[Data records]
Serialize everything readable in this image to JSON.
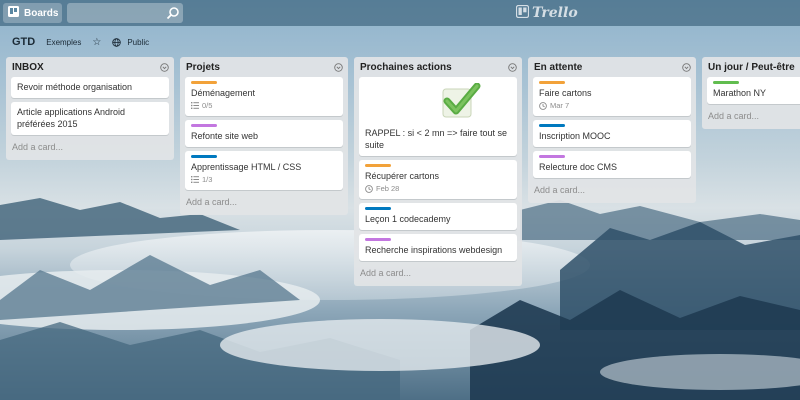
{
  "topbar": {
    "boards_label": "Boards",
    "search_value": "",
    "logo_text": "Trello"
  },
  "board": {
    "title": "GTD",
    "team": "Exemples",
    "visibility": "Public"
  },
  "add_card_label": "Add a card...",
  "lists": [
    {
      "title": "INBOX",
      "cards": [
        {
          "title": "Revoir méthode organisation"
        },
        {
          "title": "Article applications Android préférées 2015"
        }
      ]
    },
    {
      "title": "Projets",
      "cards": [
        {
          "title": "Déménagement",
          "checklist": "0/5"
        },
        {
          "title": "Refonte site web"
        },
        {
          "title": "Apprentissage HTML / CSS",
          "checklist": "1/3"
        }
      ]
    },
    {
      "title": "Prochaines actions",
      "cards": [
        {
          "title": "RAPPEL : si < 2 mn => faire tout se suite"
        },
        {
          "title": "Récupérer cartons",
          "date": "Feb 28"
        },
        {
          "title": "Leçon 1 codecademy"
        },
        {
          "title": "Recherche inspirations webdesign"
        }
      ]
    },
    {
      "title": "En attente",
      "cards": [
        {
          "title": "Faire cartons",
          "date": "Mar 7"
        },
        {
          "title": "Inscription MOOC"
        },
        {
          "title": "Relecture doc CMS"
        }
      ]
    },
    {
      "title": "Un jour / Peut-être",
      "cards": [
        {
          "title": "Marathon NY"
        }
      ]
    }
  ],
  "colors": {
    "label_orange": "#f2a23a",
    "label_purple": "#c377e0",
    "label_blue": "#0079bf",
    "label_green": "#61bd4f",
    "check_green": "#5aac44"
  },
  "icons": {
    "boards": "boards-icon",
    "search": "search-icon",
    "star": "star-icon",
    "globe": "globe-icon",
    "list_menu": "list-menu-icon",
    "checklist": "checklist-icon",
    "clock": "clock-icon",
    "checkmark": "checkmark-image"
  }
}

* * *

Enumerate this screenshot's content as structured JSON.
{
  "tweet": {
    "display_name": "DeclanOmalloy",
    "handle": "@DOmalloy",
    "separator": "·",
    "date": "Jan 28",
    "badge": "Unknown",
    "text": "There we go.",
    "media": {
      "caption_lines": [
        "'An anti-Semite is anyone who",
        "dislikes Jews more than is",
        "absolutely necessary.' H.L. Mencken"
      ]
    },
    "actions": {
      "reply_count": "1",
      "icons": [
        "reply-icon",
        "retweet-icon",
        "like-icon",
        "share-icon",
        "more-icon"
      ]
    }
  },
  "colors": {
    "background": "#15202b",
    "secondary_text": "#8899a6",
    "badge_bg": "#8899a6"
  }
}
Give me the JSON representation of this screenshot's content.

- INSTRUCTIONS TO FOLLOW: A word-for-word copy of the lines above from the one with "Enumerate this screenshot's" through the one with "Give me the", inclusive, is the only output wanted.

- RESULT:
Enumerate this screenshot's content as structured JSON.
{
  "tweet": {
    "display_name": "DeclanOmalloy",
    "handle": "@DOmalloy",
    "separator": "·",
    "date": "Jan 28",
    "badge": "Unknown",
    "text": "There we go.",
    "media": {
      "caption_lines": [
        "'An anti-Semite is anyone who",
        "dislikes Jews more than is",
        "absolutely necessary.' H.L. Mencken"
      ]
    },
    "actions": {
      "reply_count": "1",
      "icons": [
        "reply-icon",
        "retweet-icon",
        "like-icon",
        "share-icon",
        "more-icon"
      ]
    }
  },
  "colors": {
    "background": "#15202b",
    "secondary_text": "#8899a6",
    "badge_bg": "#8899a6"
  }
}
Give me the JSON representation of this screenshot's content.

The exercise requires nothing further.